Recognizing and Preventing Gambling Addiction


Pathological gambling is an addictive behavior with negative social, physical, and psychological consequences. This condition is a form of impulse control disorder and is classified as a mental health issue. People who engage in problem gambling may develop a host of physical problems, including headaches, gastrointestinal disorders, and depression. These issues may also lead to attempts at suicide or despondency. The following are some tips for recognizing and preventing gambling addiction. Listed below are some tips to keep yourself and your loved ones safe.

Problem gambling is often characterized by preoccupation with betting, figuring out how to win money, and handicapping the next venture. Individuals suffering from this problem may be distressed or desperate, or gambling can be a way to make up for losses. People who are addicted to gambling often hide their problem, lying to family and friends about their gambling activities. They may also lose significant relationships and educational opportunities. If a gambling disorder is suspected, seeking help is a smart move. Mental health professionals can refer you to a treatment facility for appropriate assessment.

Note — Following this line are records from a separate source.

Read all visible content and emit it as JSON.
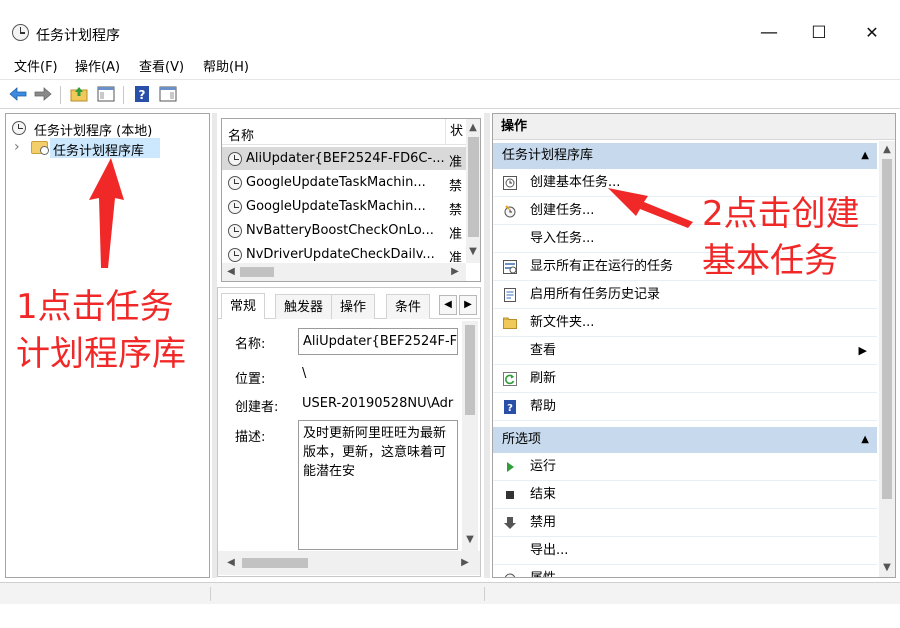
{
  "window": {
    "title": "任务计划程序",
    "minimize": "—",
    "maximize": "☐",
    "close": "✕"
  },
  "menu": {
    "items": [
      "文件(F)",
      "操作(A)",
      "查看(V)",
      "帮助(H)"
    ]
  },
  "tree": {
    "root_label": "任务计划程序 (本地)",
    "child_label": "任务计划程序库",
    "expander": "›"
  },
  "task_list": {
    "col_name": "名称",
    "col_status": "状",
    "rows": [
      {
        "name": "AliUpdater{BEF2524F-FD6C-...",
        "status": "准"
      },
      {
        "name": "GoogleUpdateTaskMachin...",
        "status": "禁"
      },
      {
        "name": "GoogleUpdateTaskMachin...",
        "status": "禁"
      },
      {
        "name": "NvBatteryBoostCheckOnLo...",
        "status": "准"
      },
      {
        "name": "NvDriverUpdateCheckDailv...",
        "status": "准"
      }
    ]
  },
  "details": {
    "tabs": [
      "常规",
      "触发器",
      "操作",
      "条件"
    ],
    "name_label": "名称:",
    "name_value": "AliUpdater{BEF2524F-FD",
    "location_label": "位置:",
    "location_value": "\\",
    "author_label": "创建者:",
    "author_value": "USER-20190528NU\\Adr",
    "desc_label": "描述:",
    "desc_value": "及时更新阿里旺旺为最新版本，更新，这意味着可能潜在安"
  },
  "actions": {
    "header": "操作",
    "section1": "任务计划程序库",
    "items1": [
      {
        "label": "创建基本任务...",
        "icon": "create-basic-task-icon"
      },
      {
        "label": "创建任务...",
        "icon": "create-task-icon"
      },
      {
        "label": "导入任务...",
        "icon": ""
      },
      {
        "label": "显示所有正在运行的任务",
        "icon": "running-tasks-icon"
      },
      {
        "label": "启用所有任务历史记录",
        "icon": "history-icon"
      },
      {
        "label": "新文件夹...",
        "icon": "new-folder-icon"
      },
      {
        "label": "查看",
        "icon": ""
      },
      {
        "label": "刷新",
        "icon": "refresh-icon"
      },
      {
        "label": "帮助",
        "icon": "help-icon"
      }
    ],
    "section2": "所选项",
    "items2": [
      {
        "label": "运行",
        "icon": "run-icon"
      },
      {
        "label": "结束",
        "icon": "end-icon"
      },
      {
        "label": "禁用",
        "icon": "disable-icon"
      },
      {
        "label": "导出...",
        "icon": ""
      },
      {
        "label": "属性",
        "icon": "properties-icon"
      }
    ]
  },
  "annotations": {
    "step1_line1": "1点击任务",
    "step1_line2": "计划程序库",
    "step2_line1": "2点击创建",
    "step2_line2": "基本任务",
    "color": "#f02828"
  },
  "colors": {
    "section_bg": "#c7d9ec",
    "selection": "#cce8ff"
  }
}
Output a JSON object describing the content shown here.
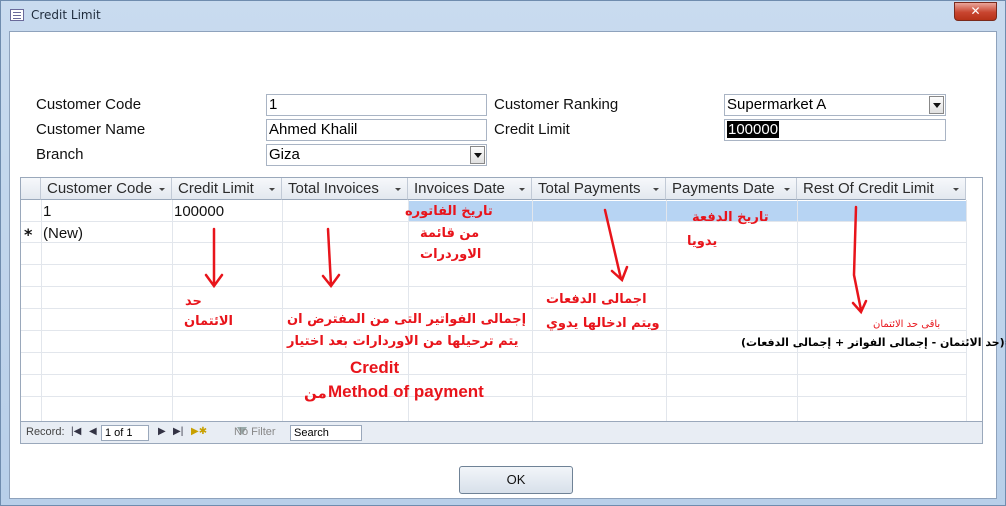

Individuals with a gambling problem should first decide not to indulge. Gambling is a way to self-soothe negative emotions, unwind, and socialize. Instead of engaging in destructive gambling behavior, people with mental health problems can benefit from seeking professional help to treat their condition. They can also use physical activity, exercise, and practice relaxation techniques to relieve boredom. Ultimately, gambling is not the answer, but it can be a solution for those who struggle with it.

As with any addiction, recognizing and acknowledging that you have a problem is the first step toward healing. While it can be difficult to admit that you have a gambling problem can damage your relationships and finances, it is important to remember that many others have overcome this condition and reclaim their lives. In addition to counseling, it is also beneficial to join a gambling support group such as Gamblers Anonymous, which aims to educate individuals about gambling addiction and its effects.

While most people will gamble from time to time, responsible gambling requires understanding the odds, recognizing when to stop, and knowing when to stop. Moreover, it is important to budget for gambling as a separate expense and not consider it as a means to earn money. Understanding the psychological factors that influence gambling behaviour can help you to develop a plan for responsible gambling. The goal of responsible gambling is to minimize financial risks, which means making sure you have enough cash in the bank.

Compulsive gambling is common in men and women, although women are more likely to engage in it. While women usually begin to gamble later in life than men, they become addicted much more quickly than men. However, there are many factors that can increase your chances of developing a gambling problem, including family and friend influences and medications for restless leg syndrome and Parkinson’s disease. However, personality traits can also contribute to a person’s tendency to gamble.